Latest from The Spokesman-Review
MOUNTAINEERING — An American female climber who's climbed Mount Everest four times is getting a big share of the credit for saving three British climbers confronted on Everest by an angry mob.
British climber-photographer Jon Griffith told The Guardian he had to flee with two companions fearing the “mob” would stone them to death as “years of frustration” boiled over in what he calls a misunderstanding over use of routes prepared by the Sherpa guides.
Speaking from Lukla, the town that acts as gateway to the Everest region, Jon Griffith told the Guardian of the moment when a group of up to 100 Sherpas confronted them about an argument higher up the mountain. “It was obvious there would be no talking or negotiation,” he said. “They crested the ridge of moraine above our tent. They had pulled their scarves over their faces and instantly bent down to pick up rocks.”
Griffith said that without the bravery of half a dozen other climbers at Camp 2, he and his two partners – the Swiss alpinist Ueli Steck and the Italian Simone Moro – would have been killed in the incident on Saturday. He praised the American climber Melissa Arnot, the only woman to have climbed Everest four times, who warned them an attack was imminent.
He said: “Melissa was a real heroine. She saved Ueli's life. Without her, he'd be dead. She explained to us in our tent that there was a big mob out looking for us. She said something terrible must have happened. We explained that words had been exchanged but that was it. She stepped out of the tent for a moment and then shouted: 'They're coming, get out of here.'”
Steck, the renowned Swiss climber who's set records for climbing the Eiger and other peaks, said his “trust is broken” and he'll “never return to Everest,” in this interview with SwissInfo.com.
Outside magazine's site makes the point that early reports about incidents on Mount Everest “are often murky or incorrect when first filed.” However, Steck's interview is riveting.
The Nepali Times calls it “the highest brawl in world history,” as well as evidence of a culture clash.
The AFP says a meeting between some of the climbers and the Nepalese guides may have cleared the air Monday.
ABC News is airing this TV report and interview with Arnot tonight.
National Public Radio is airing this interview with Griffith today.
MOUNTAINEERING — Jess Roskelley of Spokane teamed with John Frieh of Portland in late October for a three-day “smash and grab” outing to pioneer a new route on Mount Wake in the Alaska Range.

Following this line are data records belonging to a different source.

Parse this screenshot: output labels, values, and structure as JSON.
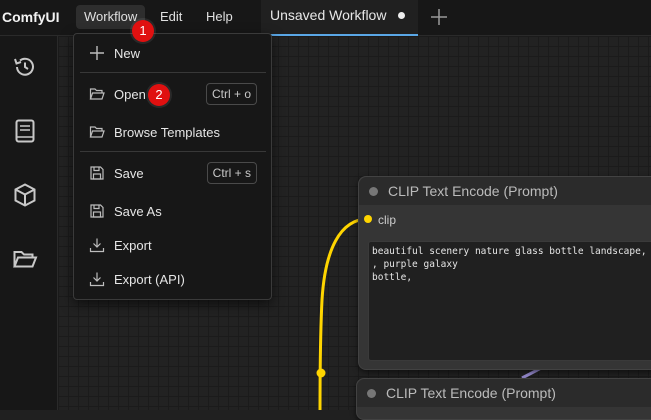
{
  "app": {
    "name": "ComfyUI"
  },
  "menubar": {
    "items": [
      "Workflow",
      "Edit",
      "Help"
    ]
  },
  "tabs": [
    {
      "label": "Unsaved Workflow",
      "unsaved": true
    }
  ],
  "workflow_menu": {
    "items": [
      {
        "label": "New",
        "icon": "plus-icon",
        "shortcut": ""
      },
      {
        "label": "Open",
        "icon": "folder-open-icon",
        "shortcut": "Ctrl + o"
      },
      {
        "label": "Browse Templates",
        "icon": "folder-open-icon",
        "shortcut": ""
      },
      {
        "label": "Save",
        "icon": "save-icon",
        "shortcut": "Ctrl + s"
      },
      {
        "label": "Save As",
        "icon": "save-icon",
        "shortcut": ""
      },
      {
        "label": "Export",
        "icon": "download-icon",
        "shortcut": ""
      },
      {
        "label": "Export (API)",
        "icon": "download-icon",
        "shortcut": ""
      }
    ]
  },
  "sidebar": {
    "icons": [
      "history-icon",
      "book-icon",
      "cube-icon",
      "folder-open-icon"
    ]
  },
  "nodes": [
    {
      "title": "CLIP Text Encode (Prompt)",
      "input_label": "clip",
      "text": "beautiful scenery nature glass bottle landscape, , purple galaxy\nbottle,"
    },
    {
      "title": "CLIP Text Encode (Prompt)"
    }
  ],
  "annotations": {
    "step1": "1",
    "step2": "2"
  },
  "colors": {
    "accent_tab": "#5aa7e6",
    "clip_link": "#ffd500",
    "badge": "#e01010"
  }
}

Roskelley, the son of Spokane mountaineering veteran and county commissioner candidate, at one time was the youngest American to summit Mount Everest.
- See the S-R story announcing his completion of that chilling 2003 Everest climb with his father.
- See my wrap-up feature with details about the Everest climb.
Timing the recent Alaska Range trip with a great weather forecast, Frieh and Roskelley flew by ski plane to the Ruth Glacier, got right to business to scale a route they've named The Cook Inlet (4,500′, V AI4 M4). They were back at their skis 15 hours after leaving and flew out the following morning.
“Autumn ascents in the Alaska Range are unusual, but if you can put up with the reduced daylight and deeper cold of post-equinox climbing, you may be rewarded with less avalanche danger and, of course, no crowds,” says climbing writer Dougald MacDonald in this report on the climb.
MOUNTAINEERING — Major searches and rescues at Grand Teton National Park hit a single-year record last week.
The Casper Star-Tribune reports that park officials aren’t sure yet why there were so many rescues this year.
The record was eclipsed Aug. 20 when climber Lauren McLean of Lake Oswego, Ore., became the 31st major rescue since the park’s fiscal year began Oct. 1. McLean fell 20 to 30 feet because her belay system failed.
The busy year started right away for the Jenny Lake Climbing Rangers. Twelve major rescues were performed during the winter and early spring months.
Full-time ranger Chris Harder told the newspaper rangers normally perform three to four major rescues during the winter.
MOUNTAINEERING — Ang Dorjee Sherpa reached the 29,036-foot summit at 4 a.m. May 13, marking the 15th time he has completed the feat.
“This year wasn’t that great, until May 1,” Ang Dorjee said Tuesday after returning to his home in Richland, Wash. “It was very windy and snowy.”
Ang Dorjee, a world-renown mountaineering guide, was the second of three teams from the New Zealand-based Adventure Consultants to reach the summit.
The first team summited May 11, Ang Dorjee helped guide three climbers in his team to the summit Friday the 13th, and the last team reached the top May 19.
Read on for more details from a Tri-City Herald story.
NATIONAL PARKS — Search and rescue operations are costing Grand Teton National Park millions of dollars topped by last month's $115,000 search for missing backcountry skiers.
In 2009, the last year figures were available, the National Park Service spent about $5 million performing search and rescue operations. The recent search for Walker Kuhl of Utah and Gregory Seftick of Montana, who went missing on a backcountry ski trip, cost the park $115,000, nearly double of any previous search and rescue operation.
The debate over who should pay for such operations increases along with the costs, according to this story on Wyofile.com.